I designed these systems many years ago so that they could be used either independently or in union with the Sack-drag system in Blog-1. As usual, all the equipment required is "alpine standard", though its use as depicted may be considered by some to be unorthodox.
As I have explained in many previous blogs, much of my overall soloing rope technique is based on "rope loop" systems. These are just simple variations on a retrievable protective system that I use on narrow, exposed ridgelines in poor conditions. Being essentially a very lazy solo climber, I try to develop very simple, multi-purpose rope work that requires as little thought and effort to execute and retrieve as possible.
This system gives a good 25 - 30 metres (depending on rope length) to effect a crevasse crossing. The self-belay and arrester devices are a personal choice - I use either a reversed shunt on a dynamic rope sling, lark's-footed to my harness, or a dynamic sling "classic Prusik" around a doubled rope.
Once the crossing has been safely made, the knot in the rope bag is undone and the rope is retrieved by a slow steady pull on the side connected to the sack. The inertia of the sack's weight easily dislodges and retrieves the entire anchor system. You then simply continue to steadily pull until the equipment arrives at your feet, and the remaining rope's end is pulled through the vacated anchor point.
One of the other options of an anchor uses multiple "Abalakovs" on hard, "dry glacier" ice. Note:The first option can also work on a hard ice bollard without a hip-belt addition.
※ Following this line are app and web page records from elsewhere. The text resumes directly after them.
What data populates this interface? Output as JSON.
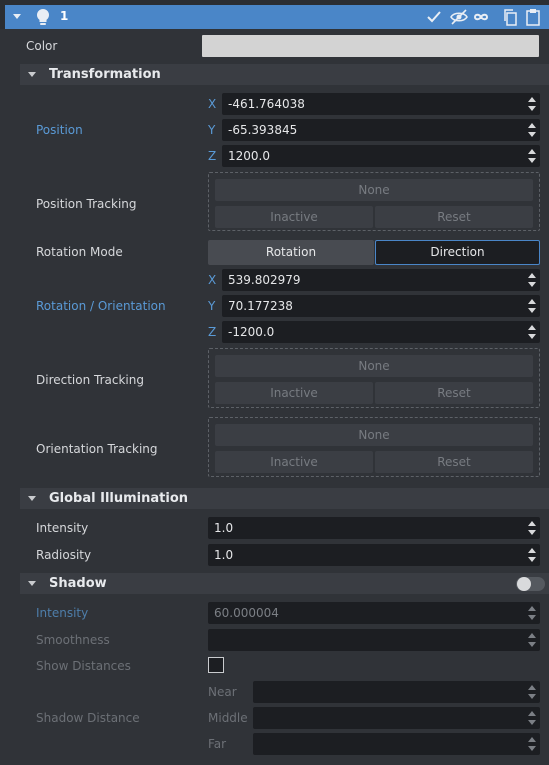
{
  "header": {
    "title": "1"
  },
  "color": {
    "label": "Color",
    "swatch": "#d3d3d3"
  },
  "transformation": {
    "title": "Transformation",
    "position": {
      "label": "Position",
      "x": "-461.764038",
      "y": "-65.393845",
      "z": "1200.0"
    },
    "position_tracking": {
      "label": "Position Tracking",
      "none": "None",
      "inactive": "Inactive",
      "reset": "Reset"
    },
    "rotation_mode": {
      "label": "Rotation Mode",
      "options": [
        "Rotation",
        "Direction"
      ],
      "selected": "Direction"
    },
    "rotation": {
      "label": "Rotation / Orientation",
      "x": "539.802979",
      "y": "70.177238",
      "z": "-1200.0"
    },
    "direction_tracking": {
      "label": "Direction Tracking",
      "none": "None",
      "inactive": "Inactive",
      "reset": "Reset"
    },
    "orientation_tracking": {
      "label": "Orientation Tracking",
      "none": "None",
      "inactive": "Inactive",
      "reset": "Reset"
    }
  },
  "axes": {
    "x": "X",
    "y": "Y",
    "z": "Z"
  },
  "global_illumination": {
    "title": "Global Illumination",
    "intensity": {
      "label": "Intensity",
      "value": "1.0"
    },
    "radiosity": {
      "label": "Radiosity",
      "value": "1.0"
    }
  },
  "shadow": {
    "title": "Shadow",
    "enabled": false,
    "intensity": {
      "label": "Intensity",
      "value": "60.000004"
    },
    "smoothness": {
      "label": "Smoothness",
      "value": ""
    },
    "show_distances": {
      "label": "Show Distances",
      "checked": false
    },
    "distance": {
      "label": "Shadow Distance",
      "near": "Near",
      "middle": "Middle",
      "far": "Far"
    }
  },
  "colors": {
    "accent": "#4a86c8",
    "label_blue": "#5a9ad6",
    "background": "#2b2e33"
  }
}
I always liked the idea of a simple "ice core" drill on the end of an alpine axe instead of the usual spike. It's a very simple modification which would do both jobs and enable one to bore out good-diameter Abalakovs in hard dry-glacier ice. I suppose someone will think of it one day, and incorporate it into an axe-handle. Even the longest ice-screws are not really up to the task as Abalakov anchor-drills.